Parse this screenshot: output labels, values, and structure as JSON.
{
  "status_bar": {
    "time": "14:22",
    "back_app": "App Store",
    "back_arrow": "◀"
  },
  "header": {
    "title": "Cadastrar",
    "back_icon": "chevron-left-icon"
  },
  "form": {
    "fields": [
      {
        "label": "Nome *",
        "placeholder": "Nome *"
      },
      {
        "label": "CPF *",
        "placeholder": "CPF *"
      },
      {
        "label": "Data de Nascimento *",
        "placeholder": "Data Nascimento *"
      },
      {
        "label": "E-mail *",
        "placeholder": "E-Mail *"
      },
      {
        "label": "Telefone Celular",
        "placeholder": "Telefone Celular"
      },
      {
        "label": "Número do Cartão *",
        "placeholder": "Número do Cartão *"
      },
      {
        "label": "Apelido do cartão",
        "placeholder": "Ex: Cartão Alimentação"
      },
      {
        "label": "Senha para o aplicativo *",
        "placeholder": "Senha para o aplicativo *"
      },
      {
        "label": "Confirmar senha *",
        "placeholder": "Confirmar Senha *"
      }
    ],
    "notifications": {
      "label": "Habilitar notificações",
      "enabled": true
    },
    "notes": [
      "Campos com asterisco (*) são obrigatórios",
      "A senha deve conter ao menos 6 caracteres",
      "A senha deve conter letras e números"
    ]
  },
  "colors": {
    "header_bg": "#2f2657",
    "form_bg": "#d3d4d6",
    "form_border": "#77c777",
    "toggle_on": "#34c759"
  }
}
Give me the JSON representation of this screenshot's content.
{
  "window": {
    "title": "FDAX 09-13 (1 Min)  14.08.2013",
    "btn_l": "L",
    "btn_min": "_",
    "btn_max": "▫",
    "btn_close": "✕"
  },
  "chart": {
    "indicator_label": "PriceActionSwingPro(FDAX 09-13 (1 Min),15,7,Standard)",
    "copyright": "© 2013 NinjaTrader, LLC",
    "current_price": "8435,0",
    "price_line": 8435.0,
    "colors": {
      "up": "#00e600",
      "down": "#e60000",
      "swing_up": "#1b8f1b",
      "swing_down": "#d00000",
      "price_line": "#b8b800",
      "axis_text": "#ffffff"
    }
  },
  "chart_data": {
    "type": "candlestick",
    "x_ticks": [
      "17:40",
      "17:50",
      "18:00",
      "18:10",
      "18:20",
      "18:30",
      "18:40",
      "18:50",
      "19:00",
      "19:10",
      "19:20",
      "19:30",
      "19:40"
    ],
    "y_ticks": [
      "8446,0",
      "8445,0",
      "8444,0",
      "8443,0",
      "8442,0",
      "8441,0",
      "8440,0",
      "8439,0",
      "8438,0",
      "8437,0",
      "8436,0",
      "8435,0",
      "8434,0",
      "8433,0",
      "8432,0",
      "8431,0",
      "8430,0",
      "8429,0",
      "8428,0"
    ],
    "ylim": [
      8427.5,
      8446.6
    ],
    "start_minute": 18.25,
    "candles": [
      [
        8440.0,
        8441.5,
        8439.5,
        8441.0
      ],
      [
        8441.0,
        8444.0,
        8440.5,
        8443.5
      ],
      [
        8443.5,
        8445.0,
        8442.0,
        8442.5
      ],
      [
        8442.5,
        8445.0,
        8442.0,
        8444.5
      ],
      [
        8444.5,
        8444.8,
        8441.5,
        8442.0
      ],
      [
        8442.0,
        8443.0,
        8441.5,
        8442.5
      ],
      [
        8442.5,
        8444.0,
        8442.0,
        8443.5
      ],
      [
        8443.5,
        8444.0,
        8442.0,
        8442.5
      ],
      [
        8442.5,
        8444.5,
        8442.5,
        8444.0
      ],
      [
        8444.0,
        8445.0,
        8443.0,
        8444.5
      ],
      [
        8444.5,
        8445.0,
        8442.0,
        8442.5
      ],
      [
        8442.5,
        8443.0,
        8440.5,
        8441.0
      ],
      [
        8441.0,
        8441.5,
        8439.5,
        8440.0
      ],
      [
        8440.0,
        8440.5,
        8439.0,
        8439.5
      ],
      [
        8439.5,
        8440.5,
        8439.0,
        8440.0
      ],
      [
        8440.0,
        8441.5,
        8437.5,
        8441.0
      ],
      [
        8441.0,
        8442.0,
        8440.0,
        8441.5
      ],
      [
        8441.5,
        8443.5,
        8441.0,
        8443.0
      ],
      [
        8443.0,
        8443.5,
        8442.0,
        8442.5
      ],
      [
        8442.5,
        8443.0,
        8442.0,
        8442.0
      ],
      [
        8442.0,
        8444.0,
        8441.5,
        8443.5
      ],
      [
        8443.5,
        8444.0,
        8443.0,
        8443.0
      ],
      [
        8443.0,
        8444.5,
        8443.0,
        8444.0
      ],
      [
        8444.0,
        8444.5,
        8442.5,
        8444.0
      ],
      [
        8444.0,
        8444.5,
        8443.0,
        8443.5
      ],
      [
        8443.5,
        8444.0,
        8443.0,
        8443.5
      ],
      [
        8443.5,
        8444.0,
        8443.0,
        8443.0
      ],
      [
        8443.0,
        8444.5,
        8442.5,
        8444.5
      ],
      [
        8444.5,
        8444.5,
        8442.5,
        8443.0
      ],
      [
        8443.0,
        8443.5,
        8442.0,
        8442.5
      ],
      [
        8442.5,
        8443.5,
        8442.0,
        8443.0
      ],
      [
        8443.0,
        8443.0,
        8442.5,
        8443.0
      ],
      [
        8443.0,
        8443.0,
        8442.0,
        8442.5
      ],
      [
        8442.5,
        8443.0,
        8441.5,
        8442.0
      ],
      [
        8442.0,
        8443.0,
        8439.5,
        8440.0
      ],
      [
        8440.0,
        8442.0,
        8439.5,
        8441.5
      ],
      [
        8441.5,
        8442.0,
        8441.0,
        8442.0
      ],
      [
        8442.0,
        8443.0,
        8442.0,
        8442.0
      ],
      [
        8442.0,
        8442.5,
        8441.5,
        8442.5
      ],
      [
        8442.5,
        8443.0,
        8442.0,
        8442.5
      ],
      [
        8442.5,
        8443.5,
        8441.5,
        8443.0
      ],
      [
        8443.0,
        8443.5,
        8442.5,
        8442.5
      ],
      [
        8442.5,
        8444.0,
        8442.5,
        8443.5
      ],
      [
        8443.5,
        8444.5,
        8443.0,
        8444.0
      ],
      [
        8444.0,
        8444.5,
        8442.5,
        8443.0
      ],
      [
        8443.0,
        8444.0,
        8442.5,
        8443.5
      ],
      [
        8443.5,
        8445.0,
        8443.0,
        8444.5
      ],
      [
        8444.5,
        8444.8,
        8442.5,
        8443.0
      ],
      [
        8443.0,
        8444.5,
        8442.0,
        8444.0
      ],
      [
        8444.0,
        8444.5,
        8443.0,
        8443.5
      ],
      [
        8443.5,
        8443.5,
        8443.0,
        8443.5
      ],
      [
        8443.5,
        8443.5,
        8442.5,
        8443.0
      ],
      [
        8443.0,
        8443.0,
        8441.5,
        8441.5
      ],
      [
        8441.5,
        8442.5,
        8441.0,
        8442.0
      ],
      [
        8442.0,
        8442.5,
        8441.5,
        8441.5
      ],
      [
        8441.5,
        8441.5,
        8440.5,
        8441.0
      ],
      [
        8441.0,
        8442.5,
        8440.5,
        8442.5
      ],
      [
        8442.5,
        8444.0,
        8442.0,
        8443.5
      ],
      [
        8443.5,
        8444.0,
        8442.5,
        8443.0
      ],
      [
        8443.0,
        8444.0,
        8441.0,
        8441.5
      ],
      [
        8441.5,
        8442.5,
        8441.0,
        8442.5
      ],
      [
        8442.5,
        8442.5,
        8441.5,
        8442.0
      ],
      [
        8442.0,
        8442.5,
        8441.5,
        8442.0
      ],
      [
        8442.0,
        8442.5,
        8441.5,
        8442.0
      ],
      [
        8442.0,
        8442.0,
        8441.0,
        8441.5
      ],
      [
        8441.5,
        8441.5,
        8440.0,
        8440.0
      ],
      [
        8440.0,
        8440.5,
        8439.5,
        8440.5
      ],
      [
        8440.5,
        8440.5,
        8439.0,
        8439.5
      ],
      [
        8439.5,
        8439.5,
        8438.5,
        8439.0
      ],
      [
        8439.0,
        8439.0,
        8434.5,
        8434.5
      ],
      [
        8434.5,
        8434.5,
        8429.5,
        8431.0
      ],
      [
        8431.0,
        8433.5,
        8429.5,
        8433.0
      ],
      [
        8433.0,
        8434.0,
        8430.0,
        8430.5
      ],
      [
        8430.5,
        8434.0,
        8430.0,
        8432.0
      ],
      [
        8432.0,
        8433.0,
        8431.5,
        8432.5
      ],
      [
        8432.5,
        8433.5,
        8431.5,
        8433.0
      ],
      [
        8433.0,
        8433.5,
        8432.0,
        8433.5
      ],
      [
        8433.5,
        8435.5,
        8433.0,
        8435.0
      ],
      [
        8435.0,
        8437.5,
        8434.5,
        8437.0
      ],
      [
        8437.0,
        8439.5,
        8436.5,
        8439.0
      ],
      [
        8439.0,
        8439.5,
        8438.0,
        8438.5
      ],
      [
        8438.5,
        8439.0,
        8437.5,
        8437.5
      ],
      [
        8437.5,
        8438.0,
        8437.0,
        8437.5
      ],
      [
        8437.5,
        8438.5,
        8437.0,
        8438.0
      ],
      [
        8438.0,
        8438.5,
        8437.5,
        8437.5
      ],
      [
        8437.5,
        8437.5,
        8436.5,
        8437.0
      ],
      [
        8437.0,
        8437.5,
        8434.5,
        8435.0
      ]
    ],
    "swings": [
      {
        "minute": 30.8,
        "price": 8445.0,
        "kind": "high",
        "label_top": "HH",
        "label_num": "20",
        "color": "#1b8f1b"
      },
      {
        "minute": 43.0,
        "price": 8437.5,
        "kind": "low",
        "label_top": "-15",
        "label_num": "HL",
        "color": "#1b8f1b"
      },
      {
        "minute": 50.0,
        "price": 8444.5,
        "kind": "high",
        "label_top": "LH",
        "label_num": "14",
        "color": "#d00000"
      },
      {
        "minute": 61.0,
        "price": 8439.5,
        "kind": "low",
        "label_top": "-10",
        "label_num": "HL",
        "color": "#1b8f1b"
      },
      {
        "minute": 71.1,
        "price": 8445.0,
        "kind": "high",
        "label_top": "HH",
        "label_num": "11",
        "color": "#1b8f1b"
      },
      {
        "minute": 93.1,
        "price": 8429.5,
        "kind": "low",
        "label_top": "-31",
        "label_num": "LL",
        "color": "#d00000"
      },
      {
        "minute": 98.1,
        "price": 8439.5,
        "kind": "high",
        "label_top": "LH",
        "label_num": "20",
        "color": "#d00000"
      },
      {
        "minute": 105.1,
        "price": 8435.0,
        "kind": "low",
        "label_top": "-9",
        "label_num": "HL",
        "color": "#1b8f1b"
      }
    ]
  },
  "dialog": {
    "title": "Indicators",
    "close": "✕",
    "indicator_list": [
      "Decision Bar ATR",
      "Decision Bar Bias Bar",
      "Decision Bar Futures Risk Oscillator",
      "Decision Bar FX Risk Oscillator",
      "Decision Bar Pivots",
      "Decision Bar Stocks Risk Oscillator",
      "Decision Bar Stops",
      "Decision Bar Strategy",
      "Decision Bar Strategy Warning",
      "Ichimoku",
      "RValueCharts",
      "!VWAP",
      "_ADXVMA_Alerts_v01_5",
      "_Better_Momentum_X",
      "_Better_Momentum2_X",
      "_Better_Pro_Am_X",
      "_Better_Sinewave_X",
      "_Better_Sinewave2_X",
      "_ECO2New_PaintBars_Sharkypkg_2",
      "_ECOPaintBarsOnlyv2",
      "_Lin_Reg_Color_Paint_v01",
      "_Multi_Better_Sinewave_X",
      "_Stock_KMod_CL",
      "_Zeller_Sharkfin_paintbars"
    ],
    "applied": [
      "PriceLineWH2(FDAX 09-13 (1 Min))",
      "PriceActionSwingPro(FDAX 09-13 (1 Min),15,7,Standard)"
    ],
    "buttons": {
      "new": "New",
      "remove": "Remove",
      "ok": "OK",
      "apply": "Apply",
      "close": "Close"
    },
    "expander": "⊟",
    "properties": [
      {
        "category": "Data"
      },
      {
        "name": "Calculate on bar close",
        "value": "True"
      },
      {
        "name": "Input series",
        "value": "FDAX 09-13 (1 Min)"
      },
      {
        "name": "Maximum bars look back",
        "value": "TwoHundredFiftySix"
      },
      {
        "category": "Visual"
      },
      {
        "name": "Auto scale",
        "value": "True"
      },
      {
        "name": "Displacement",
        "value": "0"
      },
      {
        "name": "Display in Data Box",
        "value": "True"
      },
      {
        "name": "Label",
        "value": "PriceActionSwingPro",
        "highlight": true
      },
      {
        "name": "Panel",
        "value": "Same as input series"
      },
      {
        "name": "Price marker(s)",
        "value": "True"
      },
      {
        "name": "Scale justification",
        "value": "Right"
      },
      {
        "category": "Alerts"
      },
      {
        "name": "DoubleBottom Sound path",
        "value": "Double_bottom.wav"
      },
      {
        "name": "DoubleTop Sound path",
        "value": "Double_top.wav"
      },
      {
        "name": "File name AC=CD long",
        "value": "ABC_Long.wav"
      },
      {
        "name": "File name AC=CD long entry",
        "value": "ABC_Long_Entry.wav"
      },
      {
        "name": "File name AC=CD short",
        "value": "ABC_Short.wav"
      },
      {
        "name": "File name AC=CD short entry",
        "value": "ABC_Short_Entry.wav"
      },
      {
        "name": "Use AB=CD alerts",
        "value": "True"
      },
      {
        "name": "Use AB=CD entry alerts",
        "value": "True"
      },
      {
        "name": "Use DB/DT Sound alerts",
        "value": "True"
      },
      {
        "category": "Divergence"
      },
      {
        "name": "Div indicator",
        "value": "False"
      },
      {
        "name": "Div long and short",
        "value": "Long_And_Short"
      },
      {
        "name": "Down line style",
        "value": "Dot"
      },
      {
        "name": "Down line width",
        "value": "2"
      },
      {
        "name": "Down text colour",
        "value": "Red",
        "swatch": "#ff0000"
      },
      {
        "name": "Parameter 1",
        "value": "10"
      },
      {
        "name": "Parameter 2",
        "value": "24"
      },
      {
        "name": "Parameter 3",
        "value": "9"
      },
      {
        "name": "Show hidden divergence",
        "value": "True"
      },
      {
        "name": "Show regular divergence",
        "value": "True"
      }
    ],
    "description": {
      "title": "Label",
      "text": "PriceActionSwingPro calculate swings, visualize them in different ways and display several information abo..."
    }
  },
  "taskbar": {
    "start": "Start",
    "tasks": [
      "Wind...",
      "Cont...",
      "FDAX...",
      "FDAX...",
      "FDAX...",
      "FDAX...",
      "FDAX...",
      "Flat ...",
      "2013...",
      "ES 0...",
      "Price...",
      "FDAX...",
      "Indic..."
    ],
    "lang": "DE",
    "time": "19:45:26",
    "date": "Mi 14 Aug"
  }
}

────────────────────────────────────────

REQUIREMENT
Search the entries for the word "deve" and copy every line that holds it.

OUTPUT OF THE EXERCISE
      "A senha deve conter ao menos 6 caracteres",
      "A senha deve conter letras e números"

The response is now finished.